SOURCE RECORDS
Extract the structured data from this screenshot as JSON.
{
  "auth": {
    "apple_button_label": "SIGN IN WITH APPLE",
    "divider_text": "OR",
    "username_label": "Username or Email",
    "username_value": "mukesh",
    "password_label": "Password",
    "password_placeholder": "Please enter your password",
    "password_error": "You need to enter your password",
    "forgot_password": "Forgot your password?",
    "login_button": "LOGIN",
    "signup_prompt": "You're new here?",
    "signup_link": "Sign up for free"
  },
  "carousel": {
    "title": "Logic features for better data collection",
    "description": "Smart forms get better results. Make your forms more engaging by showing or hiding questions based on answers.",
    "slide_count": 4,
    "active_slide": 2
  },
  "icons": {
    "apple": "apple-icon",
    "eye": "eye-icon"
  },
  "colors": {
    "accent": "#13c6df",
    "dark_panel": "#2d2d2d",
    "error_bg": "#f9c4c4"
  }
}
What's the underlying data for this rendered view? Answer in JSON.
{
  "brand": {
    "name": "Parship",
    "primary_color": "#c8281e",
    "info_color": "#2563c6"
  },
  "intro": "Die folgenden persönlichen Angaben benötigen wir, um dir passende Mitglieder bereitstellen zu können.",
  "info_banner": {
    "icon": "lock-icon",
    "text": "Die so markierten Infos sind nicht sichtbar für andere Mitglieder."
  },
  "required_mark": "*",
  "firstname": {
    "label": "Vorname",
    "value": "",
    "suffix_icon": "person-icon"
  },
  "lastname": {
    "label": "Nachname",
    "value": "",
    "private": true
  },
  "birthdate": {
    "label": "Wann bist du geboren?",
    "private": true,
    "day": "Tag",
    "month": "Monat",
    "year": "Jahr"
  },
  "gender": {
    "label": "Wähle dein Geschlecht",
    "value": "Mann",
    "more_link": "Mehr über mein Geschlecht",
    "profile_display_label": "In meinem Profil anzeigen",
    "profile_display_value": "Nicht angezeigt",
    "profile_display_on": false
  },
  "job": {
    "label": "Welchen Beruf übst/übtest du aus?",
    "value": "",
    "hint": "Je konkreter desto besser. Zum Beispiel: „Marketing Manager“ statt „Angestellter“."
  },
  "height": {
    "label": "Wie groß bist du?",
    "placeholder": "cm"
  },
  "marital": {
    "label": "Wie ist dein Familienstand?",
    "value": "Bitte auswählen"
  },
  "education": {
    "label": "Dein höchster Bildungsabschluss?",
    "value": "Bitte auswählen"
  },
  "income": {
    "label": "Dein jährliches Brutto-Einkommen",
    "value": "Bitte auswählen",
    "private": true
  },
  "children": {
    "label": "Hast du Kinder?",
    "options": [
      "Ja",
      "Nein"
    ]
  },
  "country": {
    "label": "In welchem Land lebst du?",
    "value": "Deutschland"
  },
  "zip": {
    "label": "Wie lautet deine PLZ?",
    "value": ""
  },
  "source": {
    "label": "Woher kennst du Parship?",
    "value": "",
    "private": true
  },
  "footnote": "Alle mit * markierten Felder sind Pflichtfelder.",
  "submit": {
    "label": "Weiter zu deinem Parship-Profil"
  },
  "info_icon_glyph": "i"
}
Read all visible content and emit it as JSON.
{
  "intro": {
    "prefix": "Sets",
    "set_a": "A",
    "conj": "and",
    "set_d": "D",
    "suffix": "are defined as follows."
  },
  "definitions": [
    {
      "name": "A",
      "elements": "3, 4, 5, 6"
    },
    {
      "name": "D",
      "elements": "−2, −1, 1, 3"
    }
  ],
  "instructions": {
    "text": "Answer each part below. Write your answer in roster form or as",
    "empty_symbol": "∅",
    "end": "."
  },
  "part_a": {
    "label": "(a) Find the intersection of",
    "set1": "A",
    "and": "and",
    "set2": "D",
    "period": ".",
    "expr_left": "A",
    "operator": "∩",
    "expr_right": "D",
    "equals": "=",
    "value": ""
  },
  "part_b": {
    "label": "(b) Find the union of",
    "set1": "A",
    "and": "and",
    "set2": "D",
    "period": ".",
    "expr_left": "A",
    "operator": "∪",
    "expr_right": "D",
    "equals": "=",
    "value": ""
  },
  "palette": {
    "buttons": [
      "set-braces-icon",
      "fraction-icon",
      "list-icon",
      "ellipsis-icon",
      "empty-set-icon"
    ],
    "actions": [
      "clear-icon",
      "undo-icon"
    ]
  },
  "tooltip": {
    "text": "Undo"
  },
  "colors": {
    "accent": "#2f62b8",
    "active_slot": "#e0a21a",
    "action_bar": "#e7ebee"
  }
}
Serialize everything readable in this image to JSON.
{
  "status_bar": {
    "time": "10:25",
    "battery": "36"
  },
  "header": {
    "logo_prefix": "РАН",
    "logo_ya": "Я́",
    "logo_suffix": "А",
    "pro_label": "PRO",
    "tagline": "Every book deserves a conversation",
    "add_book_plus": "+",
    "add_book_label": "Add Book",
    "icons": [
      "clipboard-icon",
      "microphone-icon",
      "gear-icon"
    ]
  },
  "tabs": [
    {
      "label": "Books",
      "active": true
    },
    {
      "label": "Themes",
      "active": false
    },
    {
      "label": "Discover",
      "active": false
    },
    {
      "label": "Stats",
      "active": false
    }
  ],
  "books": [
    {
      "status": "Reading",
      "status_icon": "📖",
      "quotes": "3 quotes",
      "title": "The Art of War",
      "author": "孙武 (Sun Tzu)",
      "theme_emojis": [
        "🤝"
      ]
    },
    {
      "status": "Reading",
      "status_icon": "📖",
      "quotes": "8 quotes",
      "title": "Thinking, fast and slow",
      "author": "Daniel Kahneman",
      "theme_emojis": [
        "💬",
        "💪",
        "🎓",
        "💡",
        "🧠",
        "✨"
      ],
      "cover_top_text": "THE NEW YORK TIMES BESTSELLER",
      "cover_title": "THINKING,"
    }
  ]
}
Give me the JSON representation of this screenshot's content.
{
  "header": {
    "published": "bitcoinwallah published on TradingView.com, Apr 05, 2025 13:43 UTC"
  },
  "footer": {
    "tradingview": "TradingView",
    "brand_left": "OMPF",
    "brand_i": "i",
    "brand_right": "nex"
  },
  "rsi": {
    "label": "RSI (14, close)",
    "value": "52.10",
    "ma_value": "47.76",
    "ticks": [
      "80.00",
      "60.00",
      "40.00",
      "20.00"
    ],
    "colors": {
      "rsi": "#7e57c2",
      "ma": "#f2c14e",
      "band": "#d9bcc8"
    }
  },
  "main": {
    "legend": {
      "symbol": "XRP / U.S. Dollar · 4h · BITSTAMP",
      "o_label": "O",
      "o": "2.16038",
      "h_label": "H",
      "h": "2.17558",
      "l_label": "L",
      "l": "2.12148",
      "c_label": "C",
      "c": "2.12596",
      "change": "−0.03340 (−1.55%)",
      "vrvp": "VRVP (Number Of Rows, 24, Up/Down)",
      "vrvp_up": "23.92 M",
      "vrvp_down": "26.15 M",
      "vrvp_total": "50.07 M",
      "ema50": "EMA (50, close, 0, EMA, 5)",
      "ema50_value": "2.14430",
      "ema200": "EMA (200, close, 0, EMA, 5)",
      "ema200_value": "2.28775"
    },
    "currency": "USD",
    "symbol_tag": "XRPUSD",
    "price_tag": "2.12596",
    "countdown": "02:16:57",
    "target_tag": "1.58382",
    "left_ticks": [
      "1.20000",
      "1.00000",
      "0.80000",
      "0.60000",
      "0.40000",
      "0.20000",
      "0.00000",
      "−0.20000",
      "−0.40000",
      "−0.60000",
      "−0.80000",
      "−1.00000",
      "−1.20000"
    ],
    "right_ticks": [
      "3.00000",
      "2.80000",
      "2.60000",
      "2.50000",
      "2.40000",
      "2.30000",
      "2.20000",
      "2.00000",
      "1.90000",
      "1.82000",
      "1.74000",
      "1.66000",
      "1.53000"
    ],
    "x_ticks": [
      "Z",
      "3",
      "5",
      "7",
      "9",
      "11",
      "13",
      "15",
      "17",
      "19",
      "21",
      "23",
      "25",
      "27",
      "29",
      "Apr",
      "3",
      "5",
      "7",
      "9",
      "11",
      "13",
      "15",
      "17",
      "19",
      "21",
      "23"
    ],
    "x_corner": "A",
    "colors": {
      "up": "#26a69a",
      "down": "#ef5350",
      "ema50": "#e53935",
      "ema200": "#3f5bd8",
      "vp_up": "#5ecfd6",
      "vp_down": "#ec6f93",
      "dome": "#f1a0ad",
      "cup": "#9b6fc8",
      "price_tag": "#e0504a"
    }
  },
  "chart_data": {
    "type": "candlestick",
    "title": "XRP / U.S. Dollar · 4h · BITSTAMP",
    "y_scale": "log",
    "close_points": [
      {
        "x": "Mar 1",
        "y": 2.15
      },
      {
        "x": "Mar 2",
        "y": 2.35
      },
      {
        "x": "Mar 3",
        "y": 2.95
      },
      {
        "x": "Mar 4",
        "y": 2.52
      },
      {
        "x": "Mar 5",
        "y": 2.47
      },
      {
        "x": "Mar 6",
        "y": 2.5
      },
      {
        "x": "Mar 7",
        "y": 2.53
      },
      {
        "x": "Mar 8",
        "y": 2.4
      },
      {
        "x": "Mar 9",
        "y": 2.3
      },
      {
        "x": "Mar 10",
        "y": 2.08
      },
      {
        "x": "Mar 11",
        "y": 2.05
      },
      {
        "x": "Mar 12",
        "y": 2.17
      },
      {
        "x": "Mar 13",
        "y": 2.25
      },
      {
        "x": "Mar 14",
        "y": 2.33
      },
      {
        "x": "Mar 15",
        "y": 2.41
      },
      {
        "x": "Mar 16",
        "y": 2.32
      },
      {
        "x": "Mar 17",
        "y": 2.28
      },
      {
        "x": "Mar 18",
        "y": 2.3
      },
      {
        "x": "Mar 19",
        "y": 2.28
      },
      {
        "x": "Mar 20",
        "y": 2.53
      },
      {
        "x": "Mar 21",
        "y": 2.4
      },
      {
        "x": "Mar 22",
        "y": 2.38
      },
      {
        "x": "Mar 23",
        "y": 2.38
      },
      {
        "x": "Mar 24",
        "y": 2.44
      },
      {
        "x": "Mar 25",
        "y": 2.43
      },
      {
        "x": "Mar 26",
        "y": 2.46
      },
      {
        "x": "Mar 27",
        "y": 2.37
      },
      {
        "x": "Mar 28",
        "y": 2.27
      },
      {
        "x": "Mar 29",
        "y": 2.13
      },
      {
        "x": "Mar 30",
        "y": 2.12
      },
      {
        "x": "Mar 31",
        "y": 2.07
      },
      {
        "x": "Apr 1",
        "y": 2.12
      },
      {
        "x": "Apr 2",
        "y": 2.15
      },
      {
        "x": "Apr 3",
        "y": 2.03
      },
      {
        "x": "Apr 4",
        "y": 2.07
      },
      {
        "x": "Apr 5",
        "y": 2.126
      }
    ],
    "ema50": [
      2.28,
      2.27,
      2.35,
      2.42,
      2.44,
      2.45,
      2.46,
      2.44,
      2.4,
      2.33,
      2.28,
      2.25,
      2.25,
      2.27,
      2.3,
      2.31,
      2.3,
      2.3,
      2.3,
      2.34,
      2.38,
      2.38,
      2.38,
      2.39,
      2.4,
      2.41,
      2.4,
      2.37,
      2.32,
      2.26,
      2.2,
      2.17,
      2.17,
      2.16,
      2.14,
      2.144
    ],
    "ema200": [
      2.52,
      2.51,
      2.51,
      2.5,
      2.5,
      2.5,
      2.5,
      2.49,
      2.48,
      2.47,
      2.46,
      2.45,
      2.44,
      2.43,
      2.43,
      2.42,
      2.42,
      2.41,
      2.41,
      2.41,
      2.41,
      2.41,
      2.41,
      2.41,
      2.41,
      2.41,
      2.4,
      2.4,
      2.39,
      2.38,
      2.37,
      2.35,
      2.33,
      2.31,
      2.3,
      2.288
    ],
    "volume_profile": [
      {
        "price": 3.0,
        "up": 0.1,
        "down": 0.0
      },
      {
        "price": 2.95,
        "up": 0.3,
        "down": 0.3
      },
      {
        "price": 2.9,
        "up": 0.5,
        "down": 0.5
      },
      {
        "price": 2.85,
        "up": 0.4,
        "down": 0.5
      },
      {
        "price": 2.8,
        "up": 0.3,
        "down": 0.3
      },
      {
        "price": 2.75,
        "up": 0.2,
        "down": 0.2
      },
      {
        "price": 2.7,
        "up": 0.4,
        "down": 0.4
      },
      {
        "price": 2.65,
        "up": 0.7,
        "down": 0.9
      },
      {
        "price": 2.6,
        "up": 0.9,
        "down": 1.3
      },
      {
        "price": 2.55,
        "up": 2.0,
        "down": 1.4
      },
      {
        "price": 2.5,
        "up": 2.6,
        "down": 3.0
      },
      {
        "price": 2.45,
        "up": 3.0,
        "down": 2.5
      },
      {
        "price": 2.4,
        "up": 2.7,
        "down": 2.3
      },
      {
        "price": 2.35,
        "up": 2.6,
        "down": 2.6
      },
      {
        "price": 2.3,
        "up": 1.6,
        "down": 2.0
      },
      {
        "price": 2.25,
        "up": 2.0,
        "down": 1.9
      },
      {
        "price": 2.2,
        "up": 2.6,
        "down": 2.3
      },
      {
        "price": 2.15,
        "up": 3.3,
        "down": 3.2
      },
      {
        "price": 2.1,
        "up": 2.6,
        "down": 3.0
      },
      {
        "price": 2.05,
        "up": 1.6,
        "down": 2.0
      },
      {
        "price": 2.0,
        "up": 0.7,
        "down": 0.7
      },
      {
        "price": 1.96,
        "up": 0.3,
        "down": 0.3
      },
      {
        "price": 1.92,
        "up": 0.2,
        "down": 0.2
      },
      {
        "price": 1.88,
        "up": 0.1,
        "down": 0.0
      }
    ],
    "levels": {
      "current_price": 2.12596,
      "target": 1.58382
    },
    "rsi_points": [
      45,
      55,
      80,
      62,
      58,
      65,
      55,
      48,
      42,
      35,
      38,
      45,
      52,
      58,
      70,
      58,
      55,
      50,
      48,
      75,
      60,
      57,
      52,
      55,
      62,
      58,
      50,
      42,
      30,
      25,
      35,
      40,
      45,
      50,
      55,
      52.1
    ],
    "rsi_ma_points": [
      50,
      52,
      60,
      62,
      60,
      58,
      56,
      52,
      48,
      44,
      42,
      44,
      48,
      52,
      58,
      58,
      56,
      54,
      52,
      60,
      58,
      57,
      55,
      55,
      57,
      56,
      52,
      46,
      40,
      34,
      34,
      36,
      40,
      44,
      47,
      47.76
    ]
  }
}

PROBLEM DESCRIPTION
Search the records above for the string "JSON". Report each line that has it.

ANSWER BOX
Extract the structured data from this screenshot as JSON.
What's the underlying data for this rendered view? Answer in JSON.
Read all visible content and emit it as JSON.
Serialize everything readable in this image to JSON.
Give me the JSON representation of this screenshot's content.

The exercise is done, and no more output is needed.